The governor’s budget still includes having towns reimburse the state for the teachers’ retirement fund. For Wilton, that amounts to $3,923,149 in both fiscal years 18 and 19, down slightly from what the governor originally proposed.
Taking into account what the town will receive from the state, such as road aid and Local Capital Improvement (LoCIP) funds, and then applying the pension fund payment, that leaves Wilton in the hole for $3.39 million in fiscal year 18 and $3.47 million in fiscal year 19.
First Selectman Lynne Vanderslice noted the governor’s revised budget included just over $1 million in proposed reductions in aid to Wilton.
“We anticipated additional reductions when developing the FY 2018 budget, as such the shortfall in our budget would be just over $400,000,” she said in an email to The Bulletin on Monday.
“The governor’s budget continues to reflect one-third of the cost of the teacher pension contribution being absorbed by Wilton,” she added. “We did not include that amount in the 2018 budget. The governor and the legislature have a responsibility to work together to address the state’s problems. I hope we will see more effort coming out of Hartford in the next few days and weeks.”
State Rep. Gail Lavielle (R-143) was disappointed, to say the least, in the governor’s latest proposal. She was especially unhappy he has kept the teachers’ pension obligation with the towns.
“It’s a terrible proposal because the residents of the towns are already taxed by the state to pay for the state’s contributions [to the pension fund],” she told The Bulletin on Monday. “Now the towns are responsible … but those are exactly the same people. This is obliging the towns to raise property taxes and people’s taxes are being raised a whole lot.
“It is disingenuous and misleading and very expensive,” she continued. “If the legislature is to condone this, they will be acting as advocates for the state employees’ union.
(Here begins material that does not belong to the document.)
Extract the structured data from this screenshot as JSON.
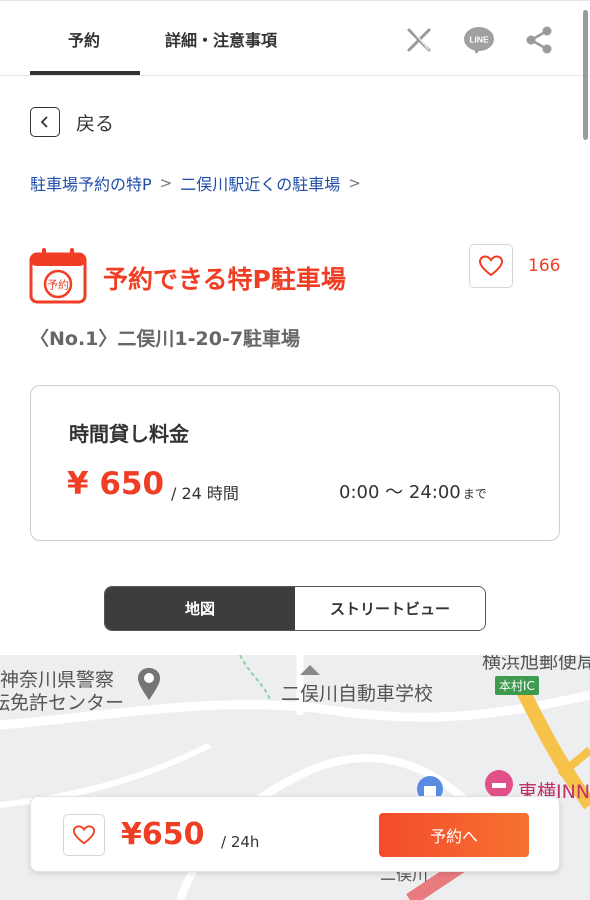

It’s unacceptable.”
Lavielle added she did not know anyone in the legislature who likes this proposal.
The Republicans, she said, will be releasing their revised proposed budget soon. The party had presented a proposed budget last month that did not raise taxes, but it went “out of balance” when new financial shortfalls were discovered.
The new Republican budget, she said, still will not raise taxes, but relies, as does Malloy’s, on him getting the union concessions he said he would deliver. Those amount to about $700 million in fiscal year 18 and more than $800 million in fiscal year 19. The Republican budget preserves education funding and does not have the pension burden. It does eliminate MRSF aid to towns and cuts many line items.
Lavielle was also unhappy to discover Malloy cut Wilton’s special education funds.
“That’s just horrible,” she said. “That’s the most unpredictable and accelerating cost we have in Wilton.”
A press release from the governor’s office said his updated budget was “designed to maintain the administration’s goals of providing more fiscal stability and predictability for taxpayer, businesses, and local governments, while continuing to bolster the state’s efforts to grow the economy and create jobs.”
Noting lower-than-expected revenue in April, Malloy said, “This session, the best outcome we can achieve for the people of the state is to adopt a responsible, balanced budget that does not rely heavily on new or increased taxes.”